**Our new paper entitled A comparative Study of experiments and theories on Steady-State Evaporation of Water has just been published in Chemical Thermodynamics and Thermal Analysis.**

A precise description of energy and mass transport across the liquid-vapor interface of water is central in disciplines spanning from climatology to seawater desalination. In the article, we present a critical assessment of six recent experimental data sets that report temperature jumps, vapor pressures, and evaporation rates during steady-state evaporation of water. The experimental data were used to test available theories. Three state-of-the-art theories that take the resistance of the liquid-vapor interface into account were compared; statistical rate theory, non-equilibrium thermodynamics, and kinetic theory of gases. Statistical rate theory appears to under-predict the difference between the saturation pressure and the actual pressure of the vapor phase. Interface transfer coefficients for water compatible with non-equilibrium thermodynamics theory were determined. These coefficients predict the right order of magnitude of the evaporation fluxes from the different data sets. However, inconsistencies between the different data sets and indications of systematic measurement errors were identified during the determination and evaluation of these coefficients.

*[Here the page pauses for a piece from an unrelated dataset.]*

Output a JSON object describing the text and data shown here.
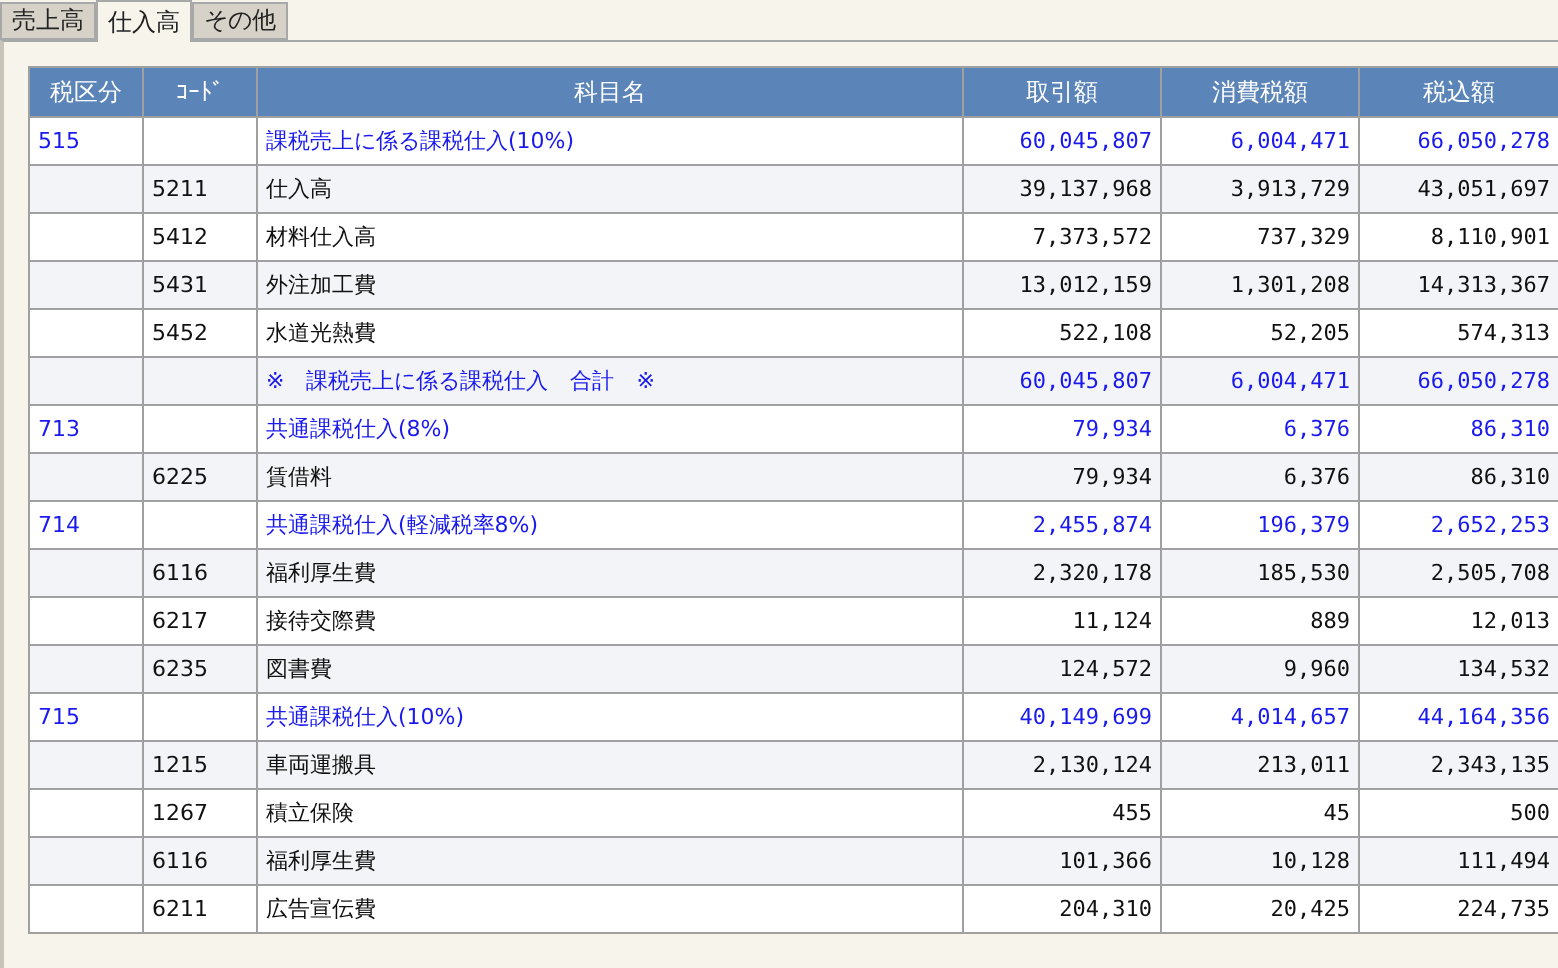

The condensation coefficient in kinetic theory of gases computed from the experimental data span two orders of magnitude. All three theories were found to depend much on a precise determination of the conditions at the interface, in particular on the difference between the vapor phase pressure and the saturation pressure. Already a shift of 1-5 Pa changes the predicted evaporation rates significantly. For certain experiments, a change of 2 Pa modifies the evaporation rate predicted by statistical rate theory by one order of magnitude. Overall, we show that determination of vapor pressures to a higher accuracy (0.3 Pa) is needed to enhance the understanding of evaporation mechanisms and which theory to use.

The main person behind this work was Michael T. Rauter, who just defended his PhD thesis, which this work is a part of. The figure below shows an illustration of the characteristic temperature jump across the interface.